Peter and John, seasoned sailors, struggled to keep down the sail. Matthew, confirmed landlubber, struggled to keep down his breakfast. The storm was not what the tax collector bargained for. Do you sense his surprise in the way he linked his two phrases? This story sends the not-so-subtle and not-too-popular reminder: getting on board with Christ can mean getting soaked with Christ.
Disciples can expect rough seas and stout winds. Christ-followers contract malaria, bury children, and battle addictions, and, as a result, face fears. The disciples scream, Jesus dreams. Thunder roars, Jesus snores.
He slumbers. Who could sleep at a time like this? Could you? Could you snooze during a roller coaster loop-de-loop? In a wind tunnel? At a kettle drum concert? Jesus slept through all three, at once! In a stern, on a pillow. Why the first?
From whence came the second? First-century fishermen used large, heavy seine nets for their work. They stored the net in a nook that was built into the stern for this purpose. Sleeping upon the stern deck was impractical. It provided no space or protection.
The small compartment beneath the stern, however, provided both. It was the most enclosed and only protected part of the boat. He rested his head, not on a fluffy feather pillow, but on a leather sandbag. A ballast bag. Mediterranean fishermen still use them.
They weigh about a hundred pounds and are used to ballast, or stabilize, the boat. Did Jesus take the pillow to the stern so he could sleep, or sleep so soundly someone rustled him up the pillow? But this much we do. This is a premeditated slumber. In full knowledge of the coming storm, Jesus decided it was siesta time, so he crawled into the corner, put his head on the pillow, and drifted into dreamland.
His snooze troubled the disciples. Matthew and Mark record their response as three staccato Greek commands and one question. We begin to wonder if love lives in heaven.
If God can sleep in my storms, if his eyes stay shut when my eyes grow wide, if he permits storms after I get on his boat, does he care?
Fear unleashes a swarm of doubts, anger-stirring doubts. And it turns us into control freaks.

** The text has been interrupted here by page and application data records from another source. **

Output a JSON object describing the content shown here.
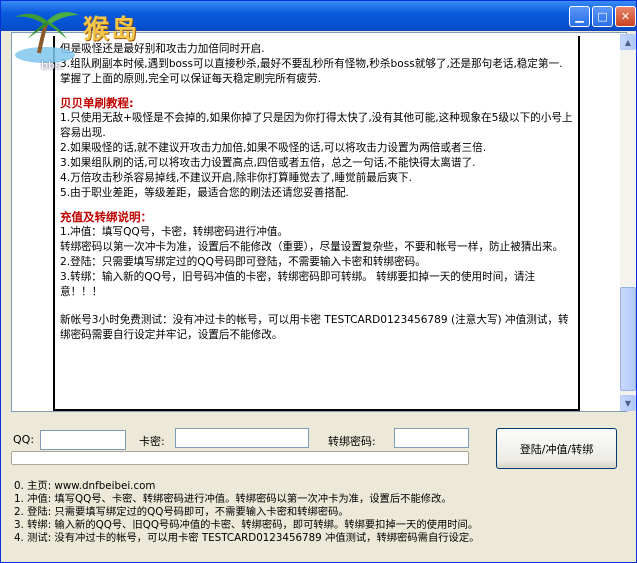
{
  "window": {
    "logo_text": "猴岛",
    "logo_subtext": "bbs.",
    "min_icon": "minimize-icon",
    "max_icon": "maximize-icon",
    "close_icon": "close-icon"
  },
  "content": {
    "intro": [
      "但是吸怪还是最好别和攻击力加倍同时开启.",
      "3.组队刷副本时候,遇到boss可以直接秒杀,最好不要乱秒所有怪物,秒杀boss就够了,还是那句老话,稳定第一.",
      "掌握了上面的原则,完全可以保证每天稳定刷完所有疲劳."
    ],
    "beibei_title": "贝贝单刷教程:",
    "beibei_items": [
      "1.只使用无敌+吸怪是不会掉的,如果你掉了只是因为你打得太快了,没有其他可能,这种现象在5级以下的小号上容易出现.",
      "2.如果吸怪的话,就不建议开攻击力加倍,如果不吸怪的话,可以将攻击力设置为两倍或者三倍.",
      "3.如果组队刷的话,可以将攻击力设置高点,四倍或者五倍，总之一句话,不能快得太离谱了.",
      "4.万倍攻击秒杀容易掉线,不建议开启,除非你打算睡觉去了,睡觉前最后爽下.",
      "5.由于职业差距，等级差距，最适合您的刷法还请您妥善搭配."
    ],
    "recharge_title": "充值及转绑说明：",
    "recharge_items": [
      "1.冲值：填写QQ号，卡密，转绑密码进行冲值。",
      "转绑密码以第一次冲卡为准，设置后不能修改（重要），尽量设置复杂些，不要和帐号一样，防止被猜出来。",
      "2.登陆：只需要填写绑定过的QQ号码即可登陆，不需要输入卡密和转绑密码。",
      "3.转绑：输入新的QQ号，旧号码冲值的卡密，转绑密码即可转绑。  转绑要扣掉一天的使用时间，请注意！！！"
    ],
    "trial_note": "新帐号3小时免费测试：没有冲过卡的帐号，可以用卡密  TESTCARD0123456789 (注意大写) 冲值测试，转绑密码需要自行设定并牢记，设置后不能修改。"
  },
  "form": {
    "qq_label": "QQ:",
    "qq_value": "",
    "card_label": "卡密:",
    "card_value": "",
    "bind_pwd_label": "转绑密码:",
    "bind_pwd_value": "",
    "submit_label": "登陆/冲值/转绑",
    "progress": 0
  },
  "footer": [
    "0. 主页: www.dnfbeibei.com",
    "1. 冲值: 填写QQ号、卡密、转绑密码进行冲值。转绑密码以第一次冲卡为准，设置后不能修改。",
    "2. 登陆: 只需要填写绑定过的QQ号码即可，不需要输入卡密和转绑密码。",
    "3. 转绑: 输入新的QQ号、旧QQ号码冲值的卡密、转绑密码，即可转绑。转绑要扣掉一天的使用时间。",
    "4. 测试: 没有冲过卡的帐号，可以用卡密 TESTCARD0123456789 冲值测试，转绑密码需自行设定。"
  ]
}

When life spins wildly, we grab for a component of life we can manage: our diet, the tidiness of a house, the armrest of a plane, or, in many cases, people.
The more insecure we feel, the meaner we become. We growl and bare our fangs. Because we are bad? In part. But also because we feel cornered. He was a German pastor who took a heroic stand against Adolf Hitler.
It also deadens our recall. The disciples had reason to trust Jesus. They had witnessed him heal a leper with a touch and a servant with a command Mt. Peter saw his sick mother-in-law recover, and they all saw demons scatter like bats out of a cave.
Do they remember the accomplishments of Christ? They may not. Fear creates a form of spiritual amnesia. It dulls our miracle memory. It makes us forget what Jesus has done and how good God is. And fear feels dreadful.
It sucks the life out of the soul, curls us into an embryonic state, and drains us dry of contentment. We become abandoned barns, rickety and tilting from the winds, a place where humanity used to eat, thrive, and find warmth.
No longer. When fear shapes our lives, safety becomes our god. When safety becomes our god, we worship the risk-free life. Can the safety lover do anything great?
Can the risk-averse accomplish noble deeds? For God? For others? The fear-filled cannot love deeply; love is risky. They cannot give to the poor. Benevolence has no guarantee of return. The fear-filled cannot dream wildly. What if their dreams sputter and fall from the sky? The worship of safety emasculates greatness.
No wonder Jesus wages such a war against fear. The gospels list some Christ-issued imperatives. If quantity is any indicator, Jesus takes our fears seriously. Siblings sometimes chuckle or complain at the most common command of their parents. You are worth much more than many sparrows. Just believe, and your daughter will be well. I am here!
You trust God, now trust in me….